Photo: Francois Campaore France has cleared the extradition of Francois Compaore, the brother of Burkina Faso’s former president, to his home country where he is wanted in connection with the murder of a prominent journalist.
According to French news agency, Agence France Presse, the Council of State, France’s highest court for cases involving public administrations, rejected an appeal by Compaore’s lawyers against a previous ruling for his extradition, saying there were no constitutional or other grounds to overturn the decision.
Compaore is the younger brother of Blaise Compaore, who was ousted in a popular uprising in 2014 — after 27 years in power that started with a coup d’etat and went into exile in Ivory Coast.
The murdered journalist was Norbert Zongo, director of the weekly magazine L’Independant and an investigative reporter. His charred body was found on December 13, 1998, along with three killed colleagues in a burnt-out car on a road south of the capital Ouagadougou.
The killings sparked mass protests in Burkina Faso and drew international condemnation.
Initially only one suspect, presidential guard member Marcel Kafando, was charged for the killing and later acquitted.
Zongo had been investigating the death of David Ouedraogo, Francois Compaore’s driver.
Burkina Faso closed the probe after freeing the guard member, but the judiciary reopened the case after Blaise Compaore had been deposed.
An independent investigation ordered by the subsequent government concluded that the assassination was linked to the professional activities of the journalist who had a track record of uncovering irregularities in the Compaore regime.
Six suspects, all members of the presidential guard, were identified by the independent investigators and three were charged.
The Burkina Faso judiciary suspects that Francois Compaore may have ordered the hit, although he has not so far been charged with any crime.

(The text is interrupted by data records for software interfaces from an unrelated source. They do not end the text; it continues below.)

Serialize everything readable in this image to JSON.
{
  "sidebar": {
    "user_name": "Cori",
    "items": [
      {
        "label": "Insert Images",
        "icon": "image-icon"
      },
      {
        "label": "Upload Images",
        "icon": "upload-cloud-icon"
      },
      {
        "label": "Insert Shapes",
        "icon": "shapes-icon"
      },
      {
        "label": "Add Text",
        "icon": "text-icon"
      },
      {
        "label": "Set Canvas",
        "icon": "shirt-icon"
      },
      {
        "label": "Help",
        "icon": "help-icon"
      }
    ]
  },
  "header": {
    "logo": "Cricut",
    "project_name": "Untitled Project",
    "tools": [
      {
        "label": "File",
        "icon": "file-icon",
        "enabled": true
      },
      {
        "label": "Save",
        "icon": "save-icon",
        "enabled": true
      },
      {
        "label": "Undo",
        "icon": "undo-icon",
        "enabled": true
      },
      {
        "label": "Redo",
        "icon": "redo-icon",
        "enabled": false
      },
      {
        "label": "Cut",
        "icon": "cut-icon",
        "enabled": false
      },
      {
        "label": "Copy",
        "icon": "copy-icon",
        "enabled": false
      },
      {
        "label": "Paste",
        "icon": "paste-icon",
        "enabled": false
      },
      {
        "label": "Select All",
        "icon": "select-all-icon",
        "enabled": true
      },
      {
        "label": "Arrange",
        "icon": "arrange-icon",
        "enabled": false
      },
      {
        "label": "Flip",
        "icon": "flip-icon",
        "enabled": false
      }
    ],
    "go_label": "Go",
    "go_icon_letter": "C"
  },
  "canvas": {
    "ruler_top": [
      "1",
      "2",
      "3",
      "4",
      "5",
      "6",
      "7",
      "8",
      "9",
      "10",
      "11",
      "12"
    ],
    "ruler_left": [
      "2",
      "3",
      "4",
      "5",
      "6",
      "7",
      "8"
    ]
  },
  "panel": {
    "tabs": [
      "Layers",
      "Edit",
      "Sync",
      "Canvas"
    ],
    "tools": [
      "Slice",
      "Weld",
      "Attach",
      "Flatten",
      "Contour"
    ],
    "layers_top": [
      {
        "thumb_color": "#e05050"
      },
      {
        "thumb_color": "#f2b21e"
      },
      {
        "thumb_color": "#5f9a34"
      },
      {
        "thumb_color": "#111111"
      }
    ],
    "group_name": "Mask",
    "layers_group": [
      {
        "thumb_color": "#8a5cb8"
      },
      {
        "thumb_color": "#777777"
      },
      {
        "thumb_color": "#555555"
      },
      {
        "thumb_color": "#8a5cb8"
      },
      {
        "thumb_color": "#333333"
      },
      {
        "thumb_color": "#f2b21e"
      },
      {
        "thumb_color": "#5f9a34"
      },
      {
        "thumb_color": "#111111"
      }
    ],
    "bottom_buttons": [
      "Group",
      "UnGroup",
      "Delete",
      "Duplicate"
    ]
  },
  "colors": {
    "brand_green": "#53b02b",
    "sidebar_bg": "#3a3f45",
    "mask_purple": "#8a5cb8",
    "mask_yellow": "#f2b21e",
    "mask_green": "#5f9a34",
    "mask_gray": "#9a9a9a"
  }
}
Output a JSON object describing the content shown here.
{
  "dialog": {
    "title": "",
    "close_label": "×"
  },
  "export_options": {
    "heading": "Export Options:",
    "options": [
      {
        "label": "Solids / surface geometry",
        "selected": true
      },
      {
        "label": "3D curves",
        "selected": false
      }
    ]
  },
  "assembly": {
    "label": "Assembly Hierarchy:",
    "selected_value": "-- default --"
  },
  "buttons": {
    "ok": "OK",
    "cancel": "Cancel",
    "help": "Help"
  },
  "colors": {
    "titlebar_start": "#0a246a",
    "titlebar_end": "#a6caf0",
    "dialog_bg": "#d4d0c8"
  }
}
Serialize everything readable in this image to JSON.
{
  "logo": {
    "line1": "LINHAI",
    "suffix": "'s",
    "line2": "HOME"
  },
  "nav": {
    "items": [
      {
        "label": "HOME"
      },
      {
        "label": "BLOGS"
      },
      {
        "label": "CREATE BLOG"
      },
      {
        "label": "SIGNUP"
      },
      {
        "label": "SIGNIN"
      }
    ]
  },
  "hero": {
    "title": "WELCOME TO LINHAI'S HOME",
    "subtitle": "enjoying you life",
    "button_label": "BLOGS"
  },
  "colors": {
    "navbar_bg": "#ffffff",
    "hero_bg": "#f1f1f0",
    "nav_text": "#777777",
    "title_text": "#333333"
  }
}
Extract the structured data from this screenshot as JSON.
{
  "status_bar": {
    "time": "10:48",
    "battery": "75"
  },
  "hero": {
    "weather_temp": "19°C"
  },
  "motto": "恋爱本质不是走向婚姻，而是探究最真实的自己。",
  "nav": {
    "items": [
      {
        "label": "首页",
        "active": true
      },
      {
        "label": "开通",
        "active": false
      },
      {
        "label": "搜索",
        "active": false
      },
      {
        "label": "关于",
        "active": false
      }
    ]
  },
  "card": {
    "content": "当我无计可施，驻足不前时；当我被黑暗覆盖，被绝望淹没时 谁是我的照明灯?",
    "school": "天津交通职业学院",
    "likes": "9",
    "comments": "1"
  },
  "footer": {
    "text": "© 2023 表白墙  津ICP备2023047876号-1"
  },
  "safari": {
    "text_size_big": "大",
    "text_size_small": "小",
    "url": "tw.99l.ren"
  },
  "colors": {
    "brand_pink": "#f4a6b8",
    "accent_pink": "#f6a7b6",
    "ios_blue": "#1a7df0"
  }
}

French police arrested him at Charles de Gaulle airport in Paris in October 2017 following an international arrest warrant issued by his country’s government. In 2020, Burkina Faso made a deal with France for his extradition.
Compaore’s lawyers said on Friday that their client was ready to face his country’s judiciary “with dignity, honour and responsibility”.
But they added in a statement sent to AFP that he felt the extradition was politically motivated, and that the Council had failed to take into account the risk of torture, inhumane treatment and of an unfair trial awaiting him.
“He would certainly be exposed to such risks if he were handed over to Burkina Faso,” they said.
Compaore has appealed to the European Court of Human Rights in the hope of stopping the extradition, they said.